What the exercise asks :: Pick out and copy every line below that has the word "true".

Records from a data collection:
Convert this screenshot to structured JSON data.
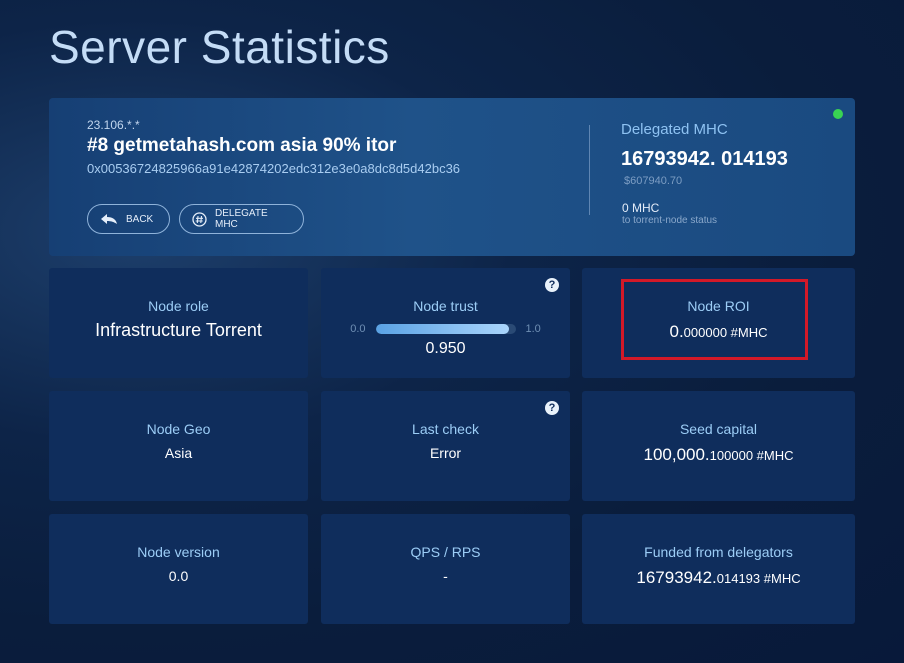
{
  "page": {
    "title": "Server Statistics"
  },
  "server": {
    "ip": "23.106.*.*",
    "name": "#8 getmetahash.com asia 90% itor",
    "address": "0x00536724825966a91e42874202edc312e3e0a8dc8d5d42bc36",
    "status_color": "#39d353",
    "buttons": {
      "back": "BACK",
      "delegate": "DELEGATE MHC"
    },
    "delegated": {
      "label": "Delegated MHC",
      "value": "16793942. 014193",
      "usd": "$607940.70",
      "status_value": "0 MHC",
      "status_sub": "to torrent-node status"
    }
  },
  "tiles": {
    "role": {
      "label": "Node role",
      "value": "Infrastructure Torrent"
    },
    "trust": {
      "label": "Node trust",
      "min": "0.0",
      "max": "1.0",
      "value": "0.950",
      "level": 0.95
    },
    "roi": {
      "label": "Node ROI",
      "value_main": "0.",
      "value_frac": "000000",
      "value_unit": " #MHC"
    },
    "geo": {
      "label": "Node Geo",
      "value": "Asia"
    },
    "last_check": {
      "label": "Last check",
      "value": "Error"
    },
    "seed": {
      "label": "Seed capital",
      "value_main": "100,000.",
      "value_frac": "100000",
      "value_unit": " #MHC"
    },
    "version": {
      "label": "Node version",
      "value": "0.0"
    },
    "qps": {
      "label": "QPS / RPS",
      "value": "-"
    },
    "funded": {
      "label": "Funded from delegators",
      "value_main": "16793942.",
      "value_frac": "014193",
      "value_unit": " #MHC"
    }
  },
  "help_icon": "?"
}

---

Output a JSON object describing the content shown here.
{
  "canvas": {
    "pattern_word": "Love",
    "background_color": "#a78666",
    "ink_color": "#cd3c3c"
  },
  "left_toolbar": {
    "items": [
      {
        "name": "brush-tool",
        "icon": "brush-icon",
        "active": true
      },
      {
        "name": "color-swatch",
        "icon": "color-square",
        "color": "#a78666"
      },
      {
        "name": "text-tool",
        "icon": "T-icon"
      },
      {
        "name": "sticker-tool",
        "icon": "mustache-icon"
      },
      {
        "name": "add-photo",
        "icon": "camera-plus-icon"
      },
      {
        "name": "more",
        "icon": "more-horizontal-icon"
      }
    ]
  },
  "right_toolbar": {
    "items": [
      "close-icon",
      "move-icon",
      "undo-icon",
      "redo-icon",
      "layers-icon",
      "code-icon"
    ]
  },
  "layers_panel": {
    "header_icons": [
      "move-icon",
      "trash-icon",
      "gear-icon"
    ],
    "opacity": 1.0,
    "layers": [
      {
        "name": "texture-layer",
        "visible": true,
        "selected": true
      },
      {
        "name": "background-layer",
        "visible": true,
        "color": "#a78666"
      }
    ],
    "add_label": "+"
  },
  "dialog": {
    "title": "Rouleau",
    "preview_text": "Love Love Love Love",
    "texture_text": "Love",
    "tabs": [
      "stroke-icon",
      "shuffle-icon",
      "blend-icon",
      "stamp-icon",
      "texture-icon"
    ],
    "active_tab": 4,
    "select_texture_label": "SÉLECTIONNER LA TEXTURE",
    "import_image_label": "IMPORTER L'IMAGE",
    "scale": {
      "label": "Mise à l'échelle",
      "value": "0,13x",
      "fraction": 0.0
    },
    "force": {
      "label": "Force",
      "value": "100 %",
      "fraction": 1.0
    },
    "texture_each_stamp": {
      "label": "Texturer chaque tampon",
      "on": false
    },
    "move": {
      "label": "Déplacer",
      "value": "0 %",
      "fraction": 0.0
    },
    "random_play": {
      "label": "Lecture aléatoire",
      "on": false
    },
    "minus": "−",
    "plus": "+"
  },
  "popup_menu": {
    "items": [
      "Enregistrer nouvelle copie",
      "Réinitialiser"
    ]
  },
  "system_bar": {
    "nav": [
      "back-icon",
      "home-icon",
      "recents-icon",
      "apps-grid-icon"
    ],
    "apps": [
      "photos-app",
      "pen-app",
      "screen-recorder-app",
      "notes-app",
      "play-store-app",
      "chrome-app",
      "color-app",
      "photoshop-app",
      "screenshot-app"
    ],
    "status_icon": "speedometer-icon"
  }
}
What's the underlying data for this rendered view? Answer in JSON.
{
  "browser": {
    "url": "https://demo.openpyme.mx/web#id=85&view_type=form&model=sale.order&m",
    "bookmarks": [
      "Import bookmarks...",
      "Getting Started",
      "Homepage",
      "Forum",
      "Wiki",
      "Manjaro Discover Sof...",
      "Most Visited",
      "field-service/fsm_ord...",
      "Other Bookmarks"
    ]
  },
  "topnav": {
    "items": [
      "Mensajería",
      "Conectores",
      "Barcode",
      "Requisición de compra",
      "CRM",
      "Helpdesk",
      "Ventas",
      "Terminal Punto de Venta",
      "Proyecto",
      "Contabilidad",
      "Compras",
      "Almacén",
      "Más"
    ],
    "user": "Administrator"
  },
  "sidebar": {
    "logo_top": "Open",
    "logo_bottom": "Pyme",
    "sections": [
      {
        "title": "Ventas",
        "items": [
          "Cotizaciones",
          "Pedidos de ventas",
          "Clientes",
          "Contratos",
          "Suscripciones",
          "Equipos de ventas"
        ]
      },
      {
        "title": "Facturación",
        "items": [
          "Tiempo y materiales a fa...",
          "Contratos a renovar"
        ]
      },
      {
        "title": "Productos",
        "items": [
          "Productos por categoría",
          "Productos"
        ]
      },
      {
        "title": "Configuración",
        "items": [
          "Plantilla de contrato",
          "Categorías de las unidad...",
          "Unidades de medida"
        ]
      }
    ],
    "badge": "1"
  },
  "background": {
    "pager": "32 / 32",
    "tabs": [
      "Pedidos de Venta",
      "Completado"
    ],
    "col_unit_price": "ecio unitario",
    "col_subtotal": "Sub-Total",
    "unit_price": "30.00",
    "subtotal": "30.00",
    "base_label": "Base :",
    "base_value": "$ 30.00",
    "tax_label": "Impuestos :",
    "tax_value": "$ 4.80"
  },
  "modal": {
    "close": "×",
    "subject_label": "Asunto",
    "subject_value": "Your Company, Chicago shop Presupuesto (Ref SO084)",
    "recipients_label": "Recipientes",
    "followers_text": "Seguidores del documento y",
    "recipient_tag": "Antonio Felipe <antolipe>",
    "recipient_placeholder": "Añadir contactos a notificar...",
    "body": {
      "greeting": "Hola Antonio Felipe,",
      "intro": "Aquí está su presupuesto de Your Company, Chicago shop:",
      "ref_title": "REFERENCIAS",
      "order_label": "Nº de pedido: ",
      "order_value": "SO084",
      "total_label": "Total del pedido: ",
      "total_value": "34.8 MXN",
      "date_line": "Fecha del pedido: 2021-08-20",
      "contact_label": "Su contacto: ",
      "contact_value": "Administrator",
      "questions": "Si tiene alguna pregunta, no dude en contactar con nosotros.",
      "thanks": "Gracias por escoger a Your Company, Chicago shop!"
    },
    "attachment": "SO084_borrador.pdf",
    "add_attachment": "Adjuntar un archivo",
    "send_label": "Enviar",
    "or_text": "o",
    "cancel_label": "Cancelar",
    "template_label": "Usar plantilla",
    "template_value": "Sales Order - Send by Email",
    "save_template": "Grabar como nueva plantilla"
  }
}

Answer below ::
        "active": true
        "visible": true,
        "selected": true
        "visible": true,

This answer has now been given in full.